> Assignment
Could you print the listing again exactly, omitting the pictures?

______

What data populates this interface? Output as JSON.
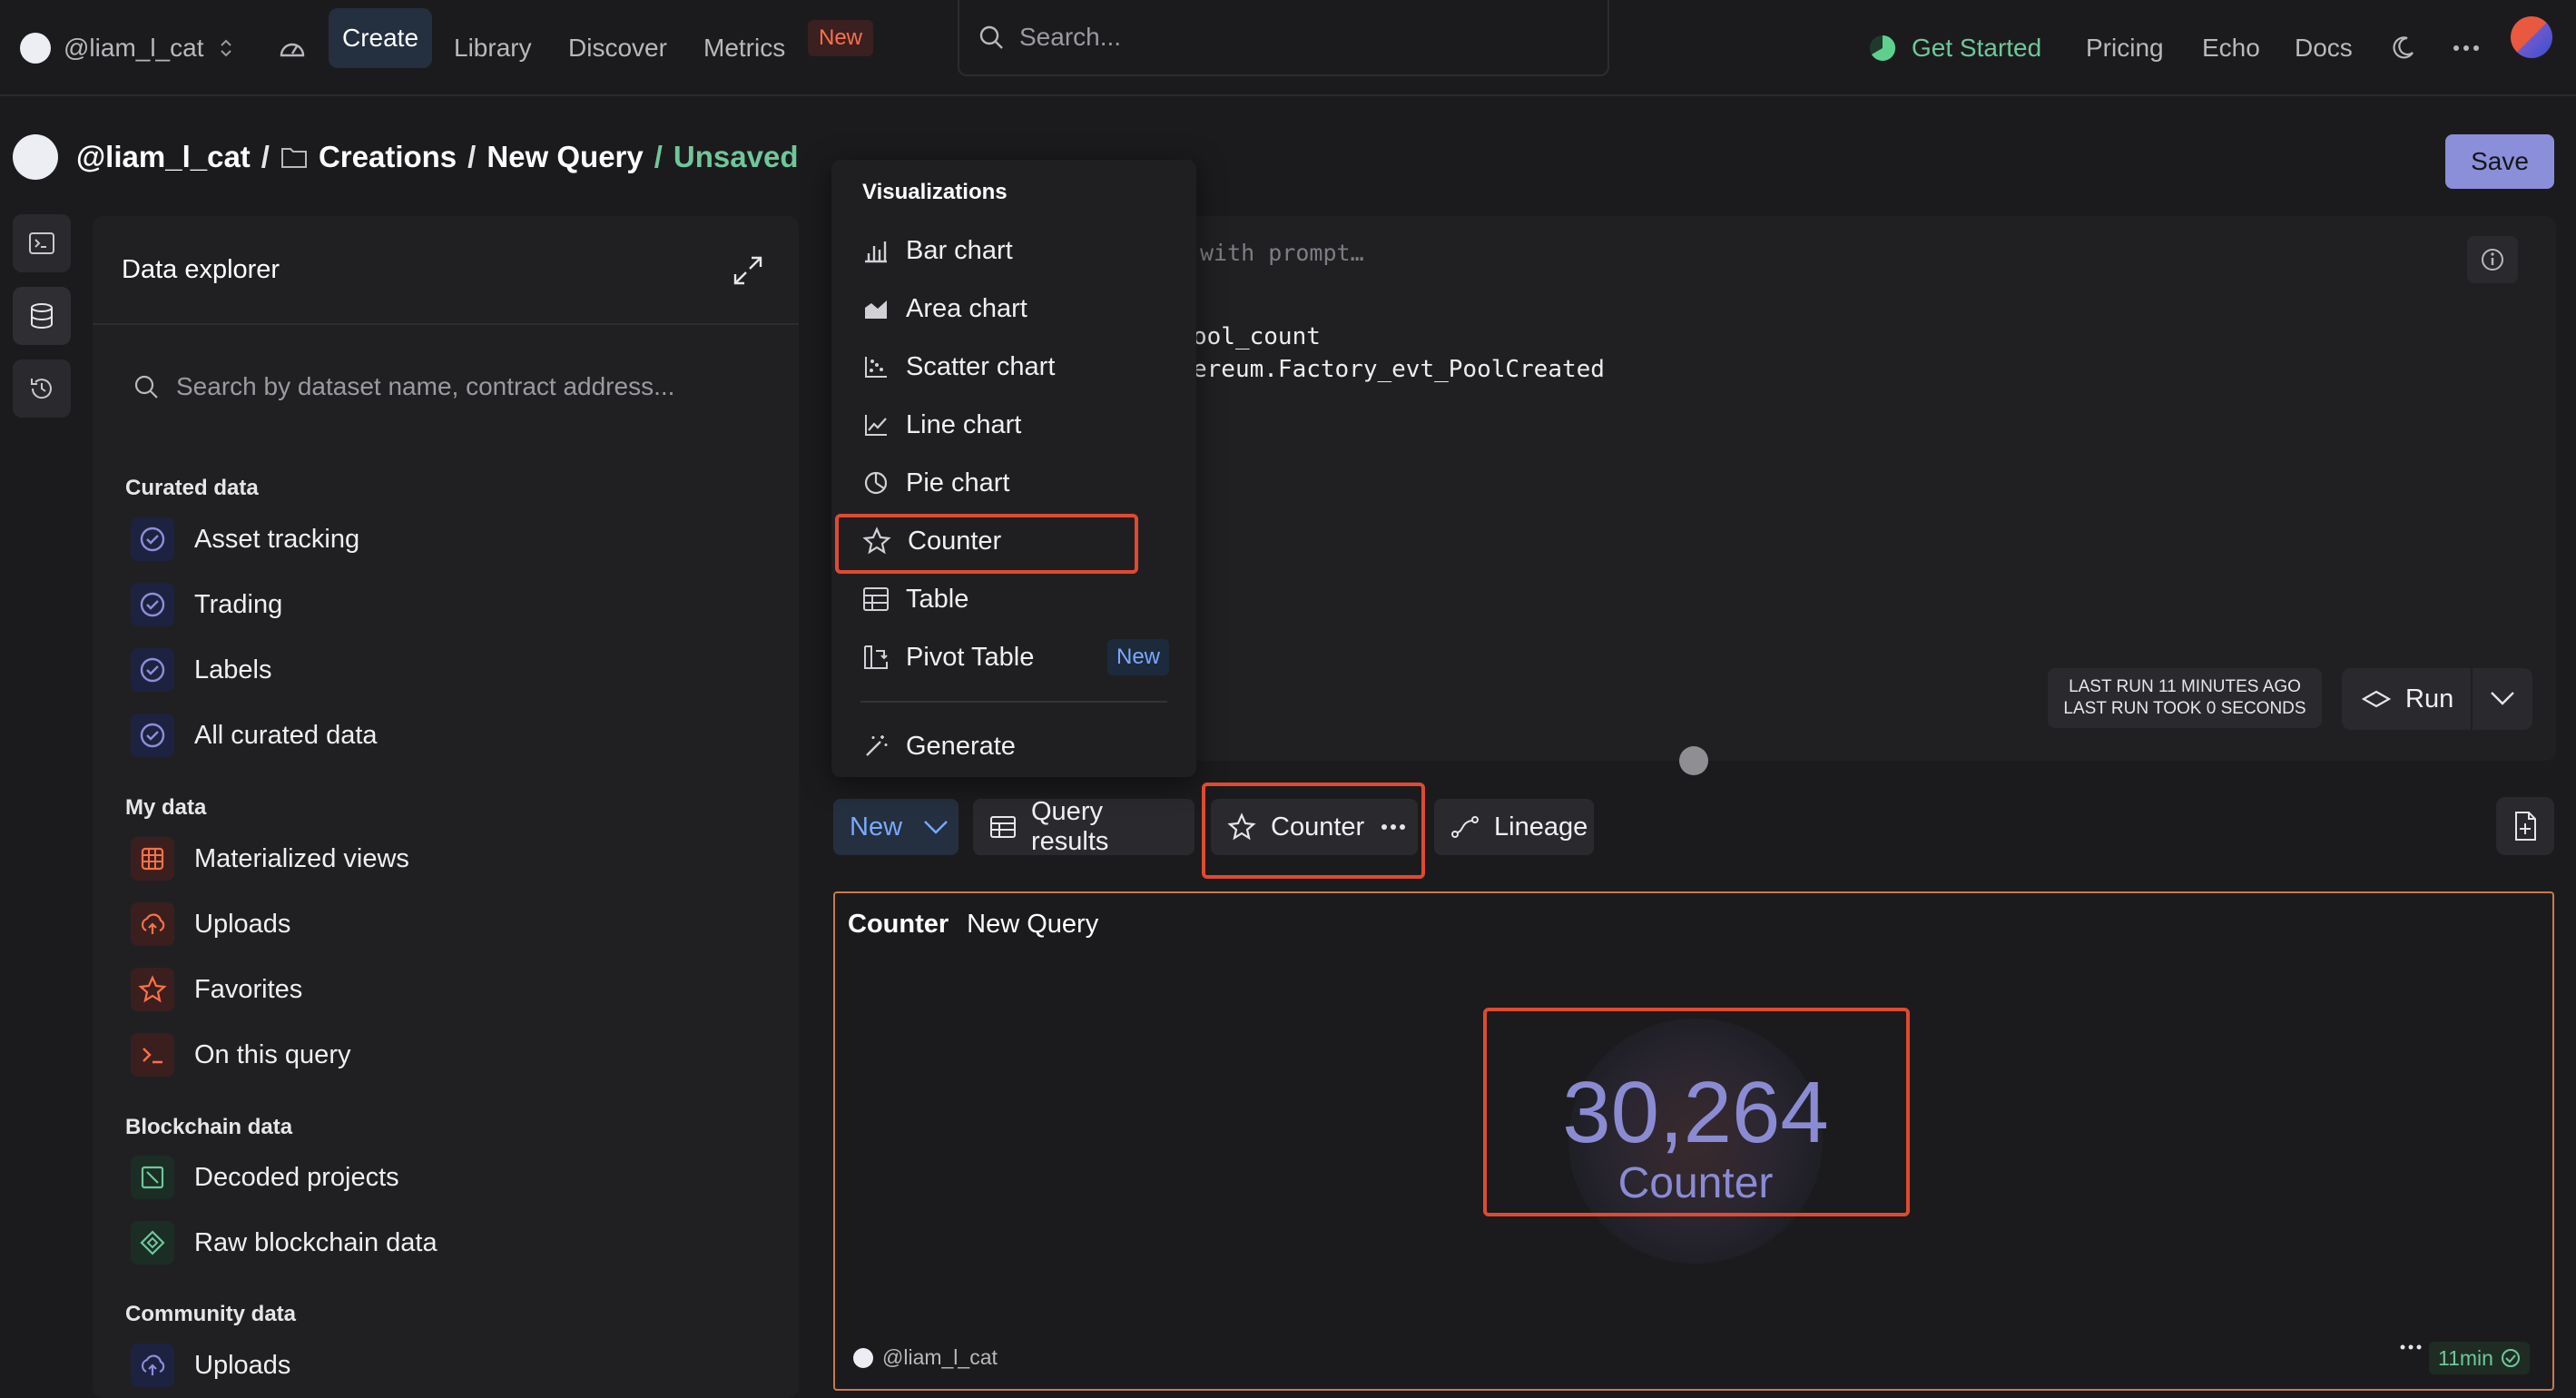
{
  "topnav": {
    "username": "@liam_l_cat",
    "links": [
      "Create",
      "Library",
      "Discover",
      "Metrics"
    ],
    "metrics_badge": "New",
    "search_placeholder": "Search...",
    "get_started": "Get Started",
    "right_links": [
      "Pricing",
      "Echo",
      "Docs"
    ]
  },
  "breadcrumb": {
    "owner": "@liam_l_cat",
    "sep": "/",
    "folder": "Creations",
    "query": "New Query",
    "status": "Unsaved"
  },
  "save_label": "Save",
  "explorer": {
    "title": "Data explorer",
    "search_placeholder": "Search by dataset name, contract address...",
    "sections": [
      {
        "title": "Curated data",
        "items": [
          "Asset tracking",
          "Trading",
          "Labels",
          "All curated data"
        ]
      },
      {
        "title": "My data",
        "items": [
          "Materialized views",
          "Uploads",
          "Favorites",
          "On this query"
        ]
      },
      {
        "title": "Blockchain data",
        "items": [
          "Decoded projects",
          "Raw blockchain data"
        ]
      },
      {
        "title": "Community data",
        "items": [
          "Uploads"
        ]
      }
    ]
  },
  "editor": {
    "prompt_hint": "with prompt…",
    "code_lines": [
      "ool_count",
      "ereum.Factory_evt_PoolCreated"
    ],
    "last_run_line1": "LAST RUN 11 MINUTES AGO",
    "last_run_line2": "LAST RUN TOOK 0 SECONDS",
    "run_label": "Run"
  },
  "dropdown": {
    "heading": "Visualizations",
    "items": [
      "Bar chart",
      "Area chart",
      "Scatter chart",
      "Line chart",
      "Pie chart",
      "Counter",
      "Table",
      "Pivot Table"
    ],
    "pivot_badge": "New",
    "generate": "Generate",
    "highlighted": "Counter"
  },
  "tabs": {
    "new_label": "New",
    "results_label": "Query results",
    "counter_label": "Counter",
    "lineage_label": "Lineage"
  },
  "visualization": {
    "type_label": "Counter",
    "query_name": "New Query",
    "value": "30,264",
    "label": "Counter",
    "owner": "@liam_l_cat",
    "age": "11min"
  },
  "colors": {
    "accent": "#8b8fd9",
    "unsaved": "#6fc79a",
    "highlight": "#e04a2f",
    "new_badge": "#ff7048"
  }
}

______

> Task result
What data populates this interface? Output as JSON.
{
  "topnav": {
    "username": "@liam_l_cat",
    "links": [
      "Create",
      "Library",
      "Discover",
      "Metrics"
    ],
    "metrics_badge": "New",
    "search_placeholder": "Search...",
    "get_started": "Get Started",
    "right_links": [
      "Pricing",
      "Echo",
      "Docs"
    ]
  },
  "breadcrumb": {
    "owner": "@liam_l_cat",
    "sep": "/",
    "folder": "Creations",
    "query": "New Query",
    "status": "Unsaved"
  },
  "save_label": "Save",
  "explorer": {
    "title": "Data explorer",
    "search_placeholder": "Search by dataset name, contract address...",
    "sections": [
      {
        "title": "Curated data",
        "items": [
          "Asset tracking",
          "Trading",
          "Labels",
          "All curated data"
        ]
      },
      {
        "title": "My data",
        "items": [
          "Materialized views",
          "Uploads",
          "Favorites",
          "On this query"
        ]
      },
      {
        "title": "Blockchain data",
        "items": [
          "Decoded projects",
          "Raw blockchain data"
        ]
      },
      {
        "title": "Community data",
        "items": [
          "Uploads"
        ]
      }
    ]
  },
  "editor": {
    "prompt_hint": "with prompt…",
    "code_lines": [
      "ool_count",
      "ereum.Factory_evt_PoolCreated"
    ],
    "last_run_line1": "LAST RUN 11 MINUTES AGO",
    "last_run_line2": "LAST RUN TOOK 0 SECONDS",
    "run_label": "Run"
  },
  "dropdown": {
    "heading": "Visualizations",
    "items": [
      "Bar chart",
      "Area chart",
      "Scatter chart",
      "Line chart",
      "Pie chart",
      "Counter",
      "Table",
      "Pivot Table"
    ],
    "pivot_badge": "New",
    "generate": "Generate",
    "highlighted": "Counter"
  },
  "tabs": {
    "new_label": "New",
    "results_label": "Query results",
    "counter_label": "Counter",
    "lineage_label": "Lineage"
  },
  "visualization": {
    "type_label": "Counter",
    "query_name": "New Query",
    "value": "30,264",
    "label": "Counter",
    "owner": "@liam_l_cat",
    "age": "11min"
  },
  "colors": {
    "accent": "#8b8fd9",
    "unsaved": "#6fc79a",
    "highlight": "#e04a2f",
    "new_badge": "#ff7048"
  }
}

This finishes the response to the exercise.